It is no secret we are using up our planet's natural resources faster than we can replenish them. Staggering recent estimates suggest that by 2030 we will need the equivalent of two planets to sustain the projected 8 billion world population.
The demands our ever expanding and prosperous global population is placing on the earth's natural resources is an issue that has gained increasing social and political traction in the last decades. But the business world is lagging behind. Sustainability issues are largely absent from the boardroom agenda, ignored by most investors and at best are a secondary consideration in major decision-making processes.
This is a danger, because the environment is a business issue. The earth's natural resources underpin all forms of capital, including financial; they are the foundation on which we build our economies and societies. Ultimately, we rely on this finite resource for our very existence.
If action is not taken, this could become the defining 21st century business challenge, wreaking havoc on the world as we know it, possibly even in the next ten years. The future success of industries including tourism, finance and food hang in the balance.
This may sound alarmist, but it is happening already. Unilever , announced in 2013 that the impact of climate change was costing the company €300 million a year as a result of drought and flooding. Looking to the future, a water shortage, for example, would have a 'severe' or 'catastrophic' impact on 40% of Fortune 100 companies, according to a report from The Economics of Ecosystems and Biodiversity.
So what can be done? One step is to put the problem in language that business understands - which means translating it into numbers and costs.
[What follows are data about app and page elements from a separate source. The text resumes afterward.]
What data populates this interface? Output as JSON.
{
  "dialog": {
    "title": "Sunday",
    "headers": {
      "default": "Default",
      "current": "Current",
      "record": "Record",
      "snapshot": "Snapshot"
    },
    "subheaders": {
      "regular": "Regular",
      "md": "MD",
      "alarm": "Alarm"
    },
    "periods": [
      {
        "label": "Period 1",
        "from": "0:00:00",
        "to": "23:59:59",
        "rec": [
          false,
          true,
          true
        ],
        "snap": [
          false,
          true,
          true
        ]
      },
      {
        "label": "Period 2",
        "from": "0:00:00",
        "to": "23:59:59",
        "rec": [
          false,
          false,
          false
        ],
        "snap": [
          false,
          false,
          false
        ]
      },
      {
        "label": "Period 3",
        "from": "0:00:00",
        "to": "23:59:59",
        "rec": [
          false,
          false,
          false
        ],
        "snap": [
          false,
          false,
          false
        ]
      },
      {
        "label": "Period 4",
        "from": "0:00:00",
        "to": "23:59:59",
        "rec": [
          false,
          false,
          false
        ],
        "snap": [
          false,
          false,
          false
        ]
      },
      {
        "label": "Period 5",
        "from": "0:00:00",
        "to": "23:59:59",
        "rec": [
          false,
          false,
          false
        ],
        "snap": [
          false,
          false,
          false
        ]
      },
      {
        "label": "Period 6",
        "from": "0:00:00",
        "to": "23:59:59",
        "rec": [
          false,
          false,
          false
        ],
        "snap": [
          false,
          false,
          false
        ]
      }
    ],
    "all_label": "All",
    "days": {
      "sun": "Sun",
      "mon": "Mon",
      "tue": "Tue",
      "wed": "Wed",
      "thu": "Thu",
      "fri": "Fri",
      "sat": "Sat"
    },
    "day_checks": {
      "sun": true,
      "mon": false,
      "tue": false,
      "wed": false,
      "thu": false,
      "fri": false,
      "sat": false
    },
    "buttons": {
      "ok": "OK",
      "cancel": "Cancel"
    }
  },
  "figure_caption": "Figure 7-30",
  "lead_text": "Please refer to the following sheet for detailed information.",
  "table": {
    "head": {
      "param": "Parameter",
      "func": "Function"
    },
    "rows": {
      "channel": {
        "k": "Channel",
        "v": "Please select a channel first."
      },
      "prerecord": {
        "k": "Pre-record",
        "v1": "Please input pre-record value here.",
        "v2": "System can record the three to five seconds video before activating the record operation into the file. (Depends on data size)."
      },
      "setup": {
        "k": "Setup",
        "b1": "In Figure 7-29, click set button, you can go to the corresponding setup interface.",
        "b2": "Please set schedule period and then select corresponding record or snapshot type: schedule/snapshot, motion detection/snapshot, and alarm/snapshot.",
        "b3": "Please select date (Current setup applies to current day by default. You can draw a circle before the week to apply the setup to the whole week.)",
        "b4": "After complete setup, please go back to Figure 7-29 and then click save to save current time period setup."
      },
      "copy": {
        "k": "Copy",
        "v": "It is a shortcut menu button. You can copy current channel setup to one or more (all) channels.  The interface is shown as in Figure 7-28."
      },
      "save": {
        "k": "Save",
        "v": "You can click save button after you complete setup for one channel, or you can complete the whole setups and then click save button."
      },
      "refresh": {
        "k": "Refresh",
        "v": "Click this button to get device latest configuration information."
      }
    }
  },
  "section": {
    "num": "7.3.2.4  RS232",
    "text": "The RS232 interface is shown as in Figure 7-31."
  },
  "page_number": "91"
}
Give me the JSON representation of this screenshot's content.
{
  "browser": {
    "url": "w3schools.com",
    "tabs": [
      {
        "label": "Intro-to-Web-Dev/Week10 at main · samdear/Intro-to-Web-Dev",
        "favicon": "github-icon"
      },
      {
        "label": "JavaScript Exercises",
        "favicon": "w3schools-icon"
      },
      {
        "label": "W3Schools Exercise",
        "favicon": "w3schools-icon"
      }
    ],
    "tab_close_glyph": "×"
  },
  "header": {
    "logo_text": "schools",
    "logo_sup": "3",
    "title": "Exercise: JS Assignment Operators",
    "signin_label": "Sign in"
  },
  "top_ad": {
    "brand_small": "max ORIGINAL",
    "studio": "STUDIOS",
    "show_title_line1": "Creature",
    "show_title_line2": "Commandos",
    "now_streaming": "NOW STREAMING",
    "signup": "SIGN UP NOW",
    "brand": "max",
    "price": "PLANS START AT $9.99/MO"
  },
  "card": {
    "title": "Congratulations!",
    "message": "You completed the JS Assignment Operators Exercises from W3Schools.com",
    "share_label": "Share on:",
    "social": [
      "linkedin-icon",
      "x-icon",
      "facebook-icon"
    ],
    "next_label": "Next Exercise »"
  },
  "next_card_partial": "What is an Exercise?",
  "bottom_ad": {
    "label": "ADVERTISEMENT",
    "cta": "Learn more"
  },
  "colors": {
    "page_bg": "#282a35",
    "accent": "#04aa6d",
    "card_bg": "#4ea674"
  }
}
The Natural Capital Committee , for example, has developed an accounting framework to put financial value on natural capital so it can be included in long-term decision making.
Moving forward, we can persuade businesses to act by pointing out that accounting for natural capital aligns with good business practice. Corporate governance codes dictate that businesses need to manage for the long-term, so sustainability should be integrated into organisations' long-term risk management processes, and included in management information passed up to the board. Companies must understand their natural resources as much as they do their financial capital to mitigate risk and stop inflating costs.
In the very near future, boards will have to consider natural capital dependencies and impacts as a key element of their corporate strategy and finance. Ultimately, they will be left with two choices: adapt or fail.
Management accountants and other financial professionals, with their forecasting and risk management skills, have a vital role to play in helping companies navigate the challenges and opportunities which natural capital depletion bring.
And although it sounds like a desperate situation, there are opportunities. Those businesses which take steps now to adapt their business models and decision making to include natural capital depletion can enjoy enhanced reputations, risk mitigation and innovation.
HRH The Prince of Wales commented: "We are failing to run the global bank that we call our planet in a competent manner." It's time for businesses and finance professionals to take centre stage in bringing our relationship with natural capital back in to the black.